Citation: Benassi M, Garofalo S, Ambrosini F, Sant’Angelo RP, Raggini R, De Paoli G, Ravani C, Giovagnoli S, Orsoni M and Piraccini G (2020) Using Two-Step Cluster Analysis and Latent Class Cluster Analysis to Classify the Cognitive Heterogeneity of Cross-Diagnostic Psychiatric Inpatients. Front. Psychol. 11:1085. doi: 10.3389/fpsyg.2020.01085
Received: 30 November 2019; Accepted: 28 April 2020;
Published: 10 June 2020.
Edited by:Jason C. Immekus, University of Louisville, United States
Reviewed by:Andrea Rose Zammit, Albert Einstein College of Medicine, United States
Ana Maria Hernandez Baeza, University of Valencia, Spain
Copyright © 2020 Benassi, Garofalo, Ambrosini, Sant’Angelo, Raggini, De Paoli, Ravani, Giovagnoli, Orsoni and Piraccini. This is an open-access article distributed under the terms of the Creative Commons Attribution License (CC BY). The use, distribution or reproduction in other forums is permitted, provided the original author(s) and the copyright owner(s) are credited and that the original publication in this journal is cited, in accordance with accepted academic practice.
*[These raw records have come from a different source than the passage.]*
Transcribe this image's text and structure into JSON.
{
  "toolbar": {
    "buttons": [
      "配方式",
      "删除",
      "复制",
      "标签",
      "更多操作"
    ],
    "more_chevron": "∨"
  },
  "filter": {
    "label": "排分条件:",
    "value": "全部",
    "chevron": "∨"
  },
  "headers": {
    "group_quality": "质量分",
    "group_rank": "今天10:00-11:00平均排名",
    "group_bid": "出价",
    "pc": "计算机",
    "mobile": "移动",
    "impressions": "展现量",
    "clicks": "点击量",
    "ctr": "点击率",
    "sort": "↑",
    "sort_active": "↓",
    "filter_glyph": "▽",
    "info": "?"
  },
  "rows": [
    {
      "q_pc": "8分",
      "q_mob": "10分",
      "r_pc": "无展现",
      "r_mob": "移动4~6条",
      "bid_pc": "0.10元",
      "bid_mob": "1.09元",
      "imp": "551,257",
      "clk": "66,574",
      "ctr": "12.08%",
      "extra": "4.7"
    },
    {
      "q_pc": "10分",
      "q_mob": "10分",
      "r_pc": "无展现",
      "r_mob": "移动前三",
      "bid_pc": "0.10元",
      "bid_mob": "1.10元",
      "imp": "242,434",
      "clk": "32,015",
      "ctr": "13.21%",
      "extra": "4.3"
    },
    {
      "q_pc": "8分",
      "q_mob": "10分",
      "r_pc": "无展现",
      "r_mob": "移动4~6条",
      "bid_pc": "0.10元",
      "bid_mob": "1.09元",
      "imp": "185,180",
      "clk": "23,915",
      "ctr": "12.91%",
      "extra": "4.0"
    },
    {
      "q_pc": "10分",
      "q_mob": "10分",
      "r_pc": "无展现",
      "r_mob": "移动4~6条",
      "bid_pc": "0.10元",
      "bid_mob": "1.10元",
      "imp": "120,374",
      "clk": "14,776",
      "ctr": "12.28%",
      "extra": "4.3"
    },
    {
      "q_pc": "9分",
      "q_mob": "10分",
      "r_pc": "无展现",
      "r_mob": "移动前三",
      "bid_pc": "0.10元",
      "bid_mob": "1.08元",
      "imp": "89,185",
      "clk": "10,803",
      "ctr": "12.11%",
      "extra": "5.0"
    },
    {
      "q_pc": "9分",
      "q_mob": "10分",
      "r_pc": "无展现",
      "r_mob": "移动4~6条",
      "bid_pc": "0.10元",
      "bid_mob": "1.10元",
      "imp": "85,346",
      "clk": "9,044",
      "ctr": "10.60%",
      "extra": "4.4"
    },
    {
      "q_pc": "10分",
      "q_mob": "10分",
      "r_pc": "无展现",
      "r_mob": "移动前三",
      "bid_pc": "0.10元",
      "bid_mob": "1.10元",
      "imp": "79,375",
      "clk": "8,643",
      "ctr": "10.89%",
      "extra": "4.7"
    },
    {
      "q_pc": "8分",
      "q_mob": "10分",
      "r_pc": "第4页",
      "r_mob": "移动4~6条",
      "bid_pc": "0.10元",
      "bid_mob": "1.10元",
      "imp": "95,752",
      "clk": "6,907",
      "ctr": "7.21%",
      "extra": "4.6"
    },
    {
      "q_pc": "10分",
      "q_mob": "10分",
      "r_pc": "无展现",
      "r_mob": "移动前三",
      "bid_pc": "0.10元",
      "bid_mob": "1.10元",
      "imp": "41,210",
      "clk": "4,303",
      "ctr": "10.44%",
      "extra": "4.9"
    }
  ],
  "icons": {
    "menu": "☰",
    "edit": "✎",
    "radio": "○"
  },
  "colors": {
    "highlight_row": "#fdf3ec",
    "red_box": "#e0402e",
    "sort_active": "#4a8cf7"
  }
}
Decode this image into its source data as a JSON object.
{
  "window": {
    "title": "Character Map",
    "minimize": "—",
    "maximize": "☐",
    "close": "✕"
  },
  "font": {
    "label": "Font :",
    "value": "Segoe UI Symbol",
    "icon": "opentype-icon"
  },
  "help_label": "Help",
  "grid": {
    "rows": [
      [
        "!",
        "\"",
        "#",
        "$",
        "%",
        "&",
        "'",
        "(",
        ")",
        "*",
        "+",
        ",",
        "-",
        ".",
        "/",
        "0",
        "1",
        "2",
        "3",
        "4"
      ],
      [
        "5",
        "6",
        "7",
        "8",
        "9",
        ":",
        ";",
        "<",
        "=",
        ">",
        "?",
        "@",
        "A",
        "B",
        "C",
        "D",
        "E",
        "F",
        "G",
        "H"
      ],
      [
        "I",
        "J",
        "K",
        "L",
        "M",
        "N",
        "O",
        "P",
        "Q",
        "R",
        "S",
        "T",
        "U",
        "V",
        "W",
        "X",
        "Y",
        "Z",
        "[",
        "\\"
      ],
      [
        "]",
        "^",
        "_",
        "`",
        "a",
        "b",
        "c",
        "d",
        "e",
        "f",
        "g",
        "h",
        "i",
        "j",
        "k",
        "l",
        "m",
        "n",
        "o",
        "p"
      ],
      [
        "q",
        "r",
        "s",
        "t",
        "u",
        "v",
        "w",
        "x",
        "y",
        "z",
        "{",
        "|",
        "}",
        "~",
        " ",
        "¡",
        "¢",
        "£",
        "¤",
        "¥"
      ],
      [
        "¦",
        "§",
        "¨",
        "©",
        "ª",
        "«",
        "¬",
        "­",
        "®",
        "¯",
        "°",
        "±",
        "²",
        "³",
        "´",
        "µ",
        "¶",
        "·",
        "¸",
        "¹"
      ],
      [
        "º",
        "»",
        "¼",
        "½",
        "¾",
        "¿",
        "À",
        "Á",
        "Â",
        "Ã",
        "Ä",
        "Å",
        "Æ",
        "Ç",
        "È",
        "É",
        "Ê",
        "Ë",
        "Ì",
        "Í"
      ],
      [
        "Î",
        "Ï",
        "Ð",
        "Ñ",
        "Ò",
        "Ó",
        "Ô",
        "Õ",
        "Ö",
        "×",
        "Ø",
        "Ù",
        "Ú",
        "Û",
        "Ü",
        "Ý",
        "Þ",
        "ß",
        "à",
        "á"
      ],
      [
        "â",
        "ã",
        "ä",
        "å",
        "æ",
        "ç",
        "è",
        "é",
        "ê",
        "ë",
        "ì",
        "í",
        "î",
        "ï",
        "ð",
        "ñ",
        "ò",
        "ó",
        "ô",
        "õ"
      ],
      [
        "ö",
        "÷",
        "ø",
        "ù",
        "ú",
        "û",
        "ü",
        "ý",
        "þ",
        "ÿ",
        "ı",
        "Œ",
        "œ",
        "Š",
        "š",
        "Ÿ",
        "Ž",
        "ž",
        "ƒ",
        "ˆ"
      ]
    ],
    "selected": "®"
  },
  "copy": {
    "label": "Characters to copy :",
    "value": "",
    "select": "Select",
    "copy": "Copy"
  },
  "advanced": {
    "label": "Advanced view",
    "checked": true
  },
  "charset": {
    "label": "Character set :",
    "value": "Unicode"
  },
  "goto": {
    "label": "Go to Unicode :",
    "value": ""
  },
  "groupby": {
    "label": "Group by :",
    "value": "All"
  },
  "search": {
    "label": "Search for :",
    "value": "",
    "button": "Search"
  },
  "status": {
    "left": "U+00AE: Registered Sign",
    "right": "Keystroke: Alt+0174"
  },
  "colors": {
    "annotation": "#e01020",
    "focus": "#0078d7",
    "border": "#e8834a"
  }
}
No use, distribution or reproduction is permitted which does not comply with these terms.
*Correspondence: Sara Garofalo, email@example.com